What this task involves:
Every entry below is to be retyped exactly as it appears.

Element data from apps and pages:
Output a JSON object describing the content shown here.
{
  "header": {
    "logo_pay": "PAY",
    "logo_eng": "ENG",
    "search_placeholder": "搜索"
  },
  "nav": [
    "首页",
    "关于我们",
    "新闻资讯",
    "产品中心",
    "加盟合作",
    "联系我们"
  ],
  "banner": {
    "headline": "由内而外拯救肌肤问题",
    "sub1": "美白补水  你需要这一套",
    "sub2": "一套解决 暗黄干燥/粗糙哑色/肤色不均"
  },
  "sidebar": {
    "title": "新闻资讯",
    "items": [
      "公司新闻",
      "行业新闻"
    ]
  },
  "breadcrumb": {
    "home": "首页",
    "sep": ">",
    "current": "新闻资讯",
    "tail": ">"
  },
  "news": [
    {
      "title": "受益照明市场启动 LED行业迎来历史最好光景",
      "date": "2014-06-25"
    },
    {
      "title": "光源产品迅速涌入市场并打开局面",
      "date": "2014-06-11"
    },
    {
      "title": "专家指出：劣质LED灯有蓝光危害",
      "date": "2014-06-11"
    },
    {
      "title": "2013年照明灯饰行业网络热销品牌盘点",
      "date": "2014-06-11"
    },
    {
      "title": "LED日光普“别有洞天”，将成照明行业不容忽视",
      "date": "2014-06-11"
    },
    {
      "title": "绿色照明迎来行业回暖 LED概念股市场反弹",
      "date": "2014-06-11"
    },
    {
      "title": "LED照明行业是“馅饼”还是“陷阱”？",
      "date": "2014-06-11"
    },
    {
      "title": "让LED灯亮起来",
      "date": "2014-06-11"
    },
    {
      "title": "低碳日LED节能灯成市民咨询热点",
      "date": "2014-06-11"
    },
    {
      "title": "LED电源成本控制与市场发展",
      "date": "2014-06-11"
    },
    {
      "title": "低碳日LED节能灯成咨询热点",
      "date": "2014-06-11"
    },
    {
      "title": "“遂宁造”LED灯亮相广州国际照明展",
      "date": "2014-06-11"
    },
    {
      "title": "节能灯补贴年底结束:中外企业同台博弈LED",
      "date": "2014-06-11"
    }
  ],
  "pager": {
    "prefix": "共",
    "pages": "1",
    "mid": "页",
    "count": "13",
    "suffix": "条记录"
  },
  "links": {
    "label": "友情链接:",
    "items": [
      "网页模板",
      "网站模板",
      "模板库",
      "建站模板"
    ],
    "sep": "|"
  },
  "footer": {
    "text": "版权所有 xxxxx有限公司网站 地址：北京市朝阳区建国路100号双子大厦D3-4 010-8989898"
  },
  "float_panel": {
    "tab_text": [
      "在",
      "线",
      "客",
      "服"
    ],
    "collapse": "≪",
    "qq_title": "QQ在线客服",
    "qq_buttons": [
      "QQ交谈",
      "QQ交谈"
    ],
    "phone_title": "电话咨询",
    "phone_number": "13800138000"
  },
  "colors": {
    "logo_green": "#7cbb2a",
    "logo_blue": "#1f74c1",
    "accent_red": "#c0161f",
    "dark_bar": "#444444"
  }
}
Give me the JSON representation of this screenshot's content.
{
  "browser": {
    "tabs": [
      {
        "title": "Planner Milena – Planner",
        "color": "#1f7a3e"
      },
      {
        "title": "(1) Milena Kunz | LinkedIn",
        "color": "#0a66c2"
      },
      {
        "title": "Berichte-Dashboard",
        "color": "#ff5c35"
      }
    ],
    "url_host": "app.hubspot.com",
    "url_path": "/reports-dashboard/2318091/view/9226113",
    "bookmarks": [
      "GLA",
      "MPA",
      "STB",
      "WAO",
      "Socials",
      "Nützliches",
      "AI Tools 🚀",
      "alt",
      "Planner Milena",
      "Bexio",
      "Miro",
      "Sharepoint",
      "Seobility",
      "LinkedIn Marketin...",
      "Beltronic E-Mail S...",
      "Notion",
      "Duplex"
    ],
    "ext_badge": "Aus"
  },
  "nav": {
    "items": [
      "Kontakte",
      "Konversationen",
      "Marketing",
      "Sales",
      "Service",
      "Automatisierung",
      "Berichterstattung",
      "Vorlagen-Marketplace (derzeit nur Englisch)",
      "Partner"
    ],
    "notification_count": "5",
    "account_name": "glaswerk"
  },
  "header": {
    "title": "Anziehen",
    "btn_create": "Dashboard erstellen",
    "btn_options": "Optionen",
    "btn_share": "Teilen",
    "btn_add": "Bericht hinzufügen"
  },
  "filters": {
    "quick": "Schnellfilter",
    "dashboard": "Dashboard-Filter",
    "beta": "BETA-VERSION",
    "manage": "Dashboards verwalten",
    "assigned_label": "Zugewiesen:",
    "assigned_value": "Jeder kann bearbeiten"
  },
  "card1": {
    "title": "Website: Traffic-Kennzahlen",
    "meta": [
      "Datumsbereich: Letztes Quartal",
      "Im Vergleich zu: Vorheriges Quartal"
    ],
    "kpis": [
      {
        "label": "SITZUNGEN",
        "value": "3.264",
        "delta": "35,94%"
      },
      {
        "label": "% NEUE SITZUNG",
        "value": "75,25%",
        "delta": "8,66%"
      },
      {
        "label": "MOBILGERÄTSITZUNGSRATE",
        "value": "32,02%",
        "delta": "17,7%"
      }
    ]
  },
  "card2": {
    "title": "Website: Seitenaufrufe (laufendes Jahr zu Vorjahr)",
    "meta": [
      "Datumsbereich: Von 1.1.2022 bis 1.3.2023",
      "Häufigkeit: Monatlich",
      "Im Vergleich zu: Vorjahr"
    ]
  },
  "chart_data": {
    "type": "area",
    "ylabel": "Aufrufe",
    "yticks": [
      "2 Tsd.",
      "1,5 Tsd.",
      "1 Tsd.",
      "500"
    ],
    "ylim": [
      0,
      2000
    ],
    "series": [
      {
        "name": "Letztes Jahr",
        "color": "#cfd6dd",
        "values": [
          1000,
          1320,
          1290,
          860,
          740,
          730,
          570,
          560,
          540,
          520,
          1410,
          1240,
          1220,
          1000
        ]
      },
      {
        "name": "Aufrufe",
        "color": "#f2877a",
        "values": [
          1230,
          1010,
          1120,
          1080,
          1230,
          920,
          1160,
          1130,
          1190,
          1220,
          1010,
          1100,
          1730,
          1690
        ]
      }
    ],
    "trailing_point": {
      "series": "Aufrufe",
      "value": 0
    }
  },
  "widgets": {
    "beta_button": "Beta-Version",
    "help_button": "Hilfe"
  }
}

Written answer:
Output a JSON object describing the content shown here.
{
  "header": {
    "logo_pay": "PAY",
    "logo_eng": "ENG",
    "search_placeholder": "搜索"
  },
  "nav": [
    "首页",
    "关于我们",
    "新闻资讯",
    "产品中心",
    "加盟合作",
    "联系我们"
  ],
  "banner": {
    "headline": "由内而外拯救肌肤问题",
    "sub1": "美白补水  你需要这一套",
    "sub2": "一套解决 暗黄干燥/粗糙哑色/肤色不均"
  },
  "sidebar": {
    "title": "新闻资讯",
    "items": [
      "公司新闻",
      "行业新闻"
    ]
  },
  "breadcrumb": {
    "home": "首页",
    "sep": ">",
    "current": "新闻资讯",
    "tail": ">"
  },
  "news": [
    {
      "title": "受益照明市场启动 LED行业迎来历史最好光景",
      "date": "2014-06-25"
    },
    {
      "title": "光源产品迅速涌入市场并打开局面",
      "date": "2014-06-11"
    },
    {
      "title": "专家指出：劣质LED灯有蓝光危害",
      "date": "2014-06-11"
    },
    {
      "title": "2013年照明灯饰行业网络热销品牌盘点",
      "date": "2014-06-11"
    },
    {
      "title": "LED日光普“别有洞天”，将成照明行业不容忽视",
      "date": "2014-06-11"
    },
    {
      "title": "绿色照明迎来行业回暖 LED概念股市场反弹",
      "date": "2014-06-11"
    },
    {
      "title": "LED照明行业是“馅饼”还是“陷阱”？",
      "date": "2014-06-11"
    },
    {
      "title": "让LED灯亮起来",
      "date": "2014-06-11"
    },
    {
      "title": "低碳日LED节能灯成市民咨询热点",
      "date": "2014-06-11"
    },
    {
      "title": "LED电源成本控制与市场发展",
      "date": "2014-06-11"
    },
    {
      "title": "低碳日LED节能灯成咨询热点",
      "date": "2014-06-11"
    },
    {
      "title": "“遂宁造”LED灯亮相广州国际照明展",
      "date": "2014-06-11"
    },
    {
      "title": "节能灯补贴年底结束:中外企业同台博弈LED",
      "date": "2014-06-11"
    }
  ],
  "pager": {
    "prefix": "共",
    "pages": "1",
    "mid": "页",
    "count": "13",
    "suffix": "条记录"
  },
  "links": {
    "label": "友情链接:",
    "items": [
      "网页模板",
      "网站模板",
      "模板库",
      "建站模板"
    ],
    "sep": "|"
  },
  "footer": {
    "text": "版权所有 xxxxx有限公司网站 地址：北京市朝阳区建国路100号双子大厦D3-4 010-8989898"
  },
  "float_panel": {
    "tab_text": [
      "在",
      "线",
      "客",
      "服"
    ],
    "collapse": "≪",
    "qq_title": "QQ在线客服",
    "qq_buttons": [
      "QQ交谈",
      "QQ交谈"
    ],
    "phone_title": "电话咨询",
    "phone_number": "13800138000"
  },
  "colors": {
    "logo_green": "#7cbb2a",
    "logo_blue": "#1f74c1",
    "accent_red": "#c0161f",
    "dark_bar": "#444444"
  }
}
Give me the JSON representation of this screenshot's content.
{
  "browser": {
    "tabs": [
      {
        "title": "Planner Milena – Planner",
        "color": "#1f7a3e"
      },
      {
        "title": "(1) Milena Kunz | LinkedIn",
        "color": "#0a66c2"
      },
      {
        "title": "Berichte-Dashboard",
        "color": "#ff5c35"
      }
    ],
    "url_host": "app.hubspot.com",
    "url_path": "/reports-dashboard/2318091/view/9226113",
    "bookmarks": [
      "GLA",
      "MPA",
      "STB",
      "WAO",
      "Socials",
      "Nützliches",
      "AI Tools 🚀",
      "alt",
      "Planner Milena",
      "Bexio",
      "Miro",
      "Sharepoint",
      "Seobility",
      "LinkedIn Marketin...",
      "Beltronic E-Mail S...",
      "Notion",
      "Duplex"
    ],
    "ext_badge": "Aus"
  },
  "nav": {
    "items": [
      "Kontakte",
      "Konversationen",
      "Marketing",
      "Sales",
      "Service",
      "Automatisierung",
      "Berichterstattung",
      "Vorlagen-Marketplace (derzeit nur Englisch)",
      "Partner"
    ],
    "notification_count": "5",
    "account_name": "glaswerk"
  },
  "header": {
    "title": "Anziehen",
    "btn_create": "Dashboard erstellen",
    "btn_options": "Optionen",
    "btn_share": "Teilen",
    "btn_add": "Bericht hinzufügen"
  },
  "filters": {
    "quick": "Schnellfilter",
    "dashboard": "Dashboard-Filter",
    "beta": "BETA-VERSION",
    "manage": "Dashboards verwalten",
    "assigned_label": "Zugewiesen:",
    "assigned_value": "Jeder kann bearbeiten"
  },
  "card1": {
    "title": "Website: Traffic-Kennzahlen",
    "meta": [
      "Datumsbereich: Letztes Quartal",
      "Im Vergleich zu: Vorheriges Quartal"
    ],
    "kpis": [
      {
        "label": "SITZUNGEN",
        "value": "3.264",
        "delta": "35,94%"
      },
      {
        "label": "% NEUE SITZUNG",
        "value": "75,25%",
        "delta": "8,66%"
      },
      {
        "label": "MOBILGERÄTSITZUNGSRATE",
        "value": "32,02%",
        "delta": "17,7%"
      }
    ]
  },
  "card2": {
    "title": "Website: Seitenaufrufe (laufendes Jahr zu Vorjahr)",
    "meta": [
      "Datumsbereich: Von 1.1.2022 bis 1.3.2023",
      "Häufigkeit: Monatlich",
      "Im Vergleich zu: Vorjahr"
    ]
  },
  "chart_data": {
    "type": "area",
    "ylabel": "Aufrufe",
    "yticks": [
      "2 Tsd.",
      "1,5 Tsd.",
      "1 Tsd.",
      "500"
    ],
    "ylim": [
      0,
      2000
    ],
    "series": [
      {
        "name": "Letztes Jahr",
        "color": "#cfd6dd",
        "values": [
          1000,
          1320,
          1290,
          860,
          740,
          730,
          570,
          560,
          540,
          520,
          1410,
          1240,
          1220,
          1000
        ]
      },
      {
        "name": "Aufrufe",
        "color": "#f2877a",
        "values": [
          1230,
          1010,
          1120,
          1080,
          1230,
          920,
          1160,
          1130,
          1190,
          1220,
          1010,
          1100,
          1730,
          1690
        ]
      }
    ],
    "trailing_point": {
      "series": "Aufrufe",
      "value": 0
    }
  },
  "widgets": {
    "beta_button": "Beta-Version",
    "help_button": "Hilfe"
  }
}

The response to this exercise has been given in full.